[[ Source data open ]]

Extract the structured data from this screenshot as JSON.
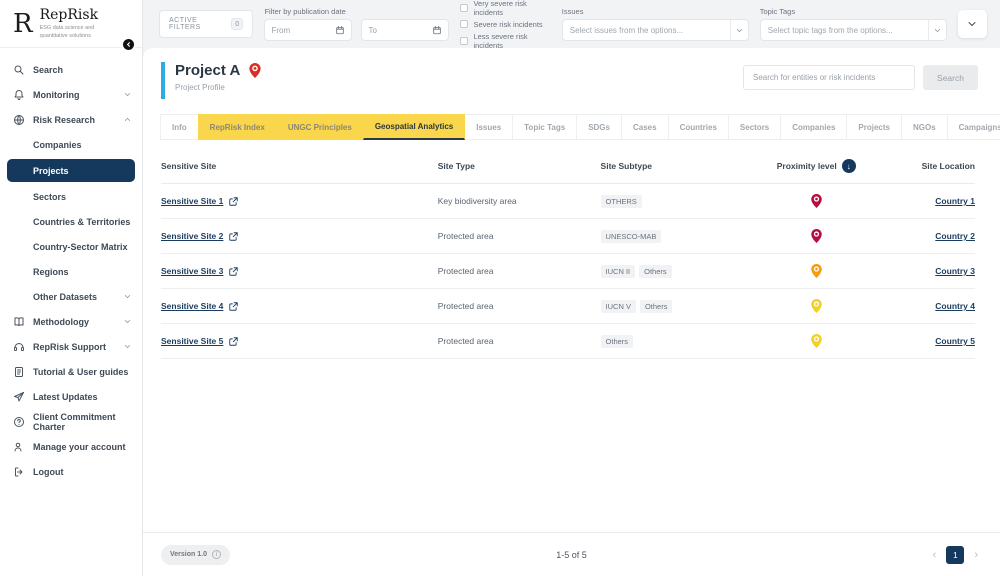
{
  "sidebar": {
    "logo": {
      "brand": "RepRisk",
      "tagline": "ESG data science and quantitative solutions"
    },
    "items": [
      {
        "label": "Search"
      },
      {
        "label": "Monitoring"
      },
      {
        "label": "Risk Research"
      },
      {
        "label": "Companies"
      },
      {
        "label": "Projects"
      },
      {
        "label": "Sectors"
      },
      {
        "label": "Countries & Territories"
      },
      {
        "label": "Country-Sector Matrix"
      },
      {
        "label": "Regions"
      },
      {
        "label": "Other Datasets"
      },
      {
        "label": "Methodology"
      },
      {
        "label": "RepRisk Support"
      },
      {
        "label": "Tutorial & User guides"
      },
      {
        "label": "Latest Updates"
      },
      {
        "label": "Client Commitment Charter"
      },
      {
        "label": "Manage your account"
      },
      {
        "label": "Logout"
      }
    ]
  },
  "topbar": {
    "active_filters_label": "ACTIVE FILTERS",
    "active_filters_count": "0",
    "date_filter_label": "Filter by publication date",
    "from_placeholder": "From",
    "to_placeholder": "To",
    "severity_options": [
      "Very severe risk incidents",
      "Severe risk incidents",
      "Less severe risk incidents"
    ],
    "issues_label": "Issues",
    "issues_placeholder": "Select issues from the options...",
    "topic_tags_label": "Topic Tags",
    "topic_tags_placeholder": "Select topic tags from the options..."
  },
  "main": {
    "title": "Project A",
    "subtitle": "Project Profile",
    "search_placeholder": "Search for entities or risk incidents",
    "search_button": "Search",
    "tabs": [
      {
        "label": "Info",
        "state": "default"
      },
      {
        "label": "RepRisk Index",
        "state": "highlighted"
      },
      {
        "label": "UNGC Principles",
        "state": "highlighted"
      },
      {
        "label": "Geospatial Analytics",
        "state": "active"
      },
      {
        "label": "Issues",
        "state": "default"
      },
      {
        "label": "Topic Tags",
        "state": "default"
      },
      {
        "label": "SDGs",
        "state": "default"
      },
      {
        "label": "Cases",
        "state": "default"
      },
      {
        "label": "Countries",
        "state": "default"
      },
      {
        "label": "Sectors",
        "state": "default"
      },
      {
        "label": "Companies",
        "state": "default"
      },
      {
        "label": "Projects",
        "state": "default"
      },
      {
        "label": "NGOs",
        "state": "default"
      },
      {
        "label": "Campaigns",
        "state": "default"
      }
    ],
    "table": {
      "columns": [
        "Sensitive Site",
        "Site Type",
        "Site Subtype",
        "Proximity level",
        "Site Location"
      ],
      "rows": [
        {
          "site": "Sensitive Site 1",
          "type": "Key biodiversity area",
          "subtypes": [
            "OTHERS"
          ],
          "proximity_color": "#B60E41",
          "country": "Country 1"
        },
        {
          "site": "Sensitive Site 2",
          "type": "Protected area",
          "subtypes": [
            "UNESCO-MAB"
          ],
          "proximity_color": "#B60E41",
          "country": "Country 2"
        },
        {
          "site": "Sensitive Site 3",
          "type": "Protected area",
          "subtypes": [
            "IUCN II",
            "Others"
          ],
          "proximity_color": "#F59C0C",
          "country": "Country 3"
        },
        {
          "site": "Sensitive Site 4",
          "type": "Protected area",
          "subtypes": [
            "IUCN V",
            "Others"
          ],
          "proximity_color": "#F3D026",
          "country": "Country 4"
        },
        {
          "site": "Sensitive Site 5",
          "type": "Protected area",
          "subtypes": [
            "Others"
          ],
          "proximity_color": "#F3D026",
          "country": "Country 5"
        }
      ]
    },
    "footer": {
      "version": "Version 1.0",
      "range": "1-5 of 5",
      "page": "1"
    }
  },
  "colors": {
    "navy": "#14395D",
    "tab_yellow": "#F9D64B",
    "accent_cyan": "#2BACE2",
    "title_pin_red": "#D93025"
  }
}
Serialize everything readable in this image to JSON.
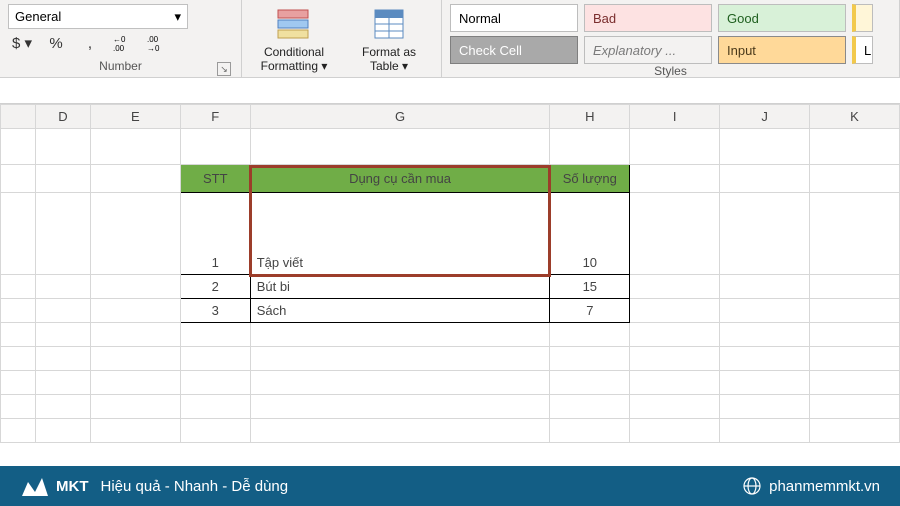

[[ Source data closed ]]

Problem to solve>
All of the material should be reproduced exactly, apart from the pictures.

Final answer>
Extract the structured data from this screenshot as JSON.
{
  "sidebar": {
    "logo": {
      "brand": "RepRisk",
      "tagline": "ESG data science and quantitative solutions"
    },
    "items": [
      {
        "label": "Search"
      },
      {
        "label": "Monitoring"
      },
      {
        "label": "Risk Research"
      },
      {
        "label": "Companies"
      },
      {
        "label": "Projects"
      },
      {
        "label": "Sectors"
      },
      {
        "label": "Countries & Territories"
      },
      {
        "label": "Country-Sector Matrix"
      },
      {
        "label": "Regions"
      },
      {
        "label": "Other Datasets"
      },
      {
        "label": "Methodology"
      },
      {
        "label": "RepRisk Support"
      },
      {
        "label": "Tutorial & User guides"
      },
      {
        "label": "Latest Updates"
      },
      {
        "label": "Client Commitment Charter"
      },
      {
        "label": "Manage your account"
      },
      {
        "label": "Logout"
      }
    ]
  },
  "topbar": {
    "active_filters_label": "ACTIVE FILTERS",
    "active_filters_count": "0",
    "date_filter_label": "Filter by publication date",
    "from_placeholder": "From",
    "to_placeholder": "To",
    "severity_options": [
      "Very severe risk incidents",
      "Severe risk incidents",
      "Less severe risk incidents"
    ],
    "issues_label": "Issues",
    "issues_placeholder": "Select issues from the options...",
    "topic_tags_label": "Topic Tags",
    "topic_tags_placeholder": "Select topic tags from the options..."
  },
  "main": {
    "title": "Project A",
    "subtitle": "Project Profile",
    "search_placeholder": "Search for entities or risk incidents",
    "search_button": "Search",
    "tabs": [
      {
        "label": "Info",
        "state": "default"
      },
      {
        "label": "RepRisk Index",
        "state": "highlighted"
      },
      {
        "label": "UNGC Principles",
        "state": "highlighted"
      },
      {
        "label": "Geospatial Analytics",
        "state": "active"
      },
      {
        "label": "Issues",
        "state": "default"
      },
      {
        "label": "Topic Tags",
        "state": "default"
      },
      {
        "label": "SDGs",
        "state": "default"
      },
      {
        "label": "Cases",
        "state": "default"
      },
      {
        "label": "Countries",
        "state": "default"
      },
      {
        "label": "Sectors",
        "state": "default"
      },
      {
        "label": "Companies",
        "state": "default"
      },
      {
        "label": "Projects",
        "state": "default"
      },
      {
        "label": "NGOs",
        "state": "default"
      },
      {
        "label": "Campaigns",
        "state": "default"
      }
    ],
    "table": {
      "columns": [
        "Sensitive Site",
        "Site Type",
        "Site Subtype",
        "Proximity level",
        "Site Location"
      ],
      "rows": [
        {
          "site": "Sensitive Site 1",
          "type": "Key biodiversity area",
          "subtypes": [
            "OTHERS"
          ],
          "proximity_color": "#B60E41",
          "country": "Country 1"
        },
        {
          "site": "Sensitive Site 2",
          "type": "Protected area",
          "subtypes": [
            "UNESCO-MAB"
          ],
          "proximity_color": "#B60E41",
          "country": "Country 2"
        },
        {
          "site": "Sensitive Site 3",
          "type": "Protected area",
          "subtypes": [
            "IUCN II",
            "Others"
          ],
          "proximity_color": "#F59C0C",
          "country": "Country 3"
        },
        {
          "site": "Sensitive Site 4",
          "type": "Protected area",
          "subtypes": [
            "IUCN V",
            "Others"
          ],
          "proximity_color": "#F3D026",
          "country": "Country 4"
        },
        {
          "site": "Sensitive Site 5",
          "type": "Protected area",
          "subtypes": [
            "Others"
          ],
          "proximity_color": "#F3D026",
          "country": "Country 5"
        }
      ]
    },
    "footer": {
      "version": "Version 1.0",
      "range": "1-5 of 5",
      "page": "1"
    }
  },
  "colors": {
    "navy": "#14395D",
    "tab_yellow": "#F9D64B",
    "accent_cyan": "#2BACE2",
    "title_pin_red": "#D93025"
  }
}
Serialize everything readable in this image to JSON.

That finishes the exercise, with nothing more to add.